Data about app and page elements
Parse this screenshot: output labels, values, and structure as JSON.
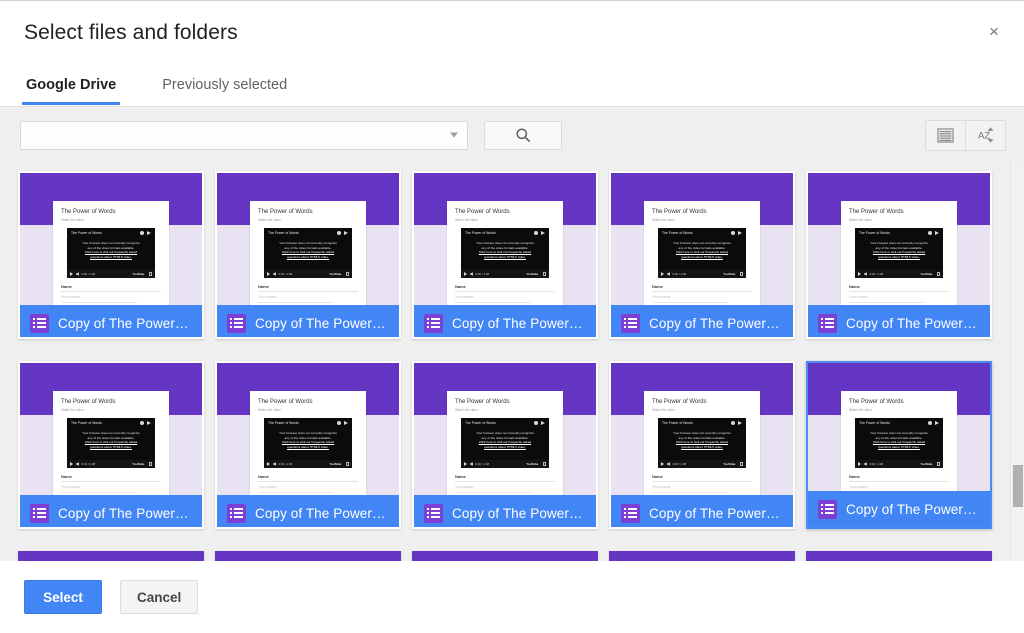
{
  "dialog": {
    "title": "Select files and folders",
    "close_label": "×"
  },
  "tabs": [
    {
      "label": "Google Drive",
      "active": true
    },
    {
      "label": "Previously selected",
      "active": false
    }
  ],
  "toolbar": {
    "search_select_value": "",
    "search_select_placeholder": "",
    "search_button_icon": "search-icon",
    "view_toggle_icon": "list-view-icon",
    "sort_toggle_icon": "sort-az-icon"
  },
  "grid": {
    "columns": 5,
    "cards": [
      {
        "name": "Copy of The Power of...",
        "selected": false
      },
      {
        "name": "Copy of The Power of...",
        "selected": false
      },
      {
        "name": "Copy of The Power of...",
        "selected": false
      },
      {
        "name": "Copy of The Power of...",
        "selected": false
      },
      {
        "name": "Copy of The Power of...",
        "selected": false
      },
      {
        "name": "Copy of The Power of...",
        "selected": false
      },
      {
        "name": "Copy of The Power of...",
        "selected": false
      },
      {
        "name": "Copy of The Power of...",
        "selected": false
      },
      {
        "name": "Copy of The Power of...",
        "selected": false
      },
      {
        "name": "Copy of The Power of...",
        "selected": true
      }
    ],
    "partial_row_count": 5
  },
  "thumbnail": {
    "form_title": "The Power of Words",
    "form_subtitle": "Watch the video",
    "video_title": "The Power of Words",
    "video_message_line1": "Your browser does not currently recognize",
    "video_message_line2": "any of the video formats available.",
    "video_message_link1": "Click here to visit our frequently asked",
    "video_message_link2": "questions about HTML5 video.",
    "video_time": "0:00 / 1:48",
    "video_logo": "YouTube",
    "question_label": "Name",
    "answer_placeholder": "Your answer"
  },
  "footer": {
    "select_label": "Select",
    "cancel_label": "Cancel"
  },
  "colors": {
    "accent_blue": "#4285f4",
    "forms_purple": "#6536c4",
    "thumb_background": "#e8e2f3",
    "toolbar_background": "#efefef"
  }
}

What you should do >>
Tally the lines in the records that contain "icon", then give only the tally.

Reply >>
3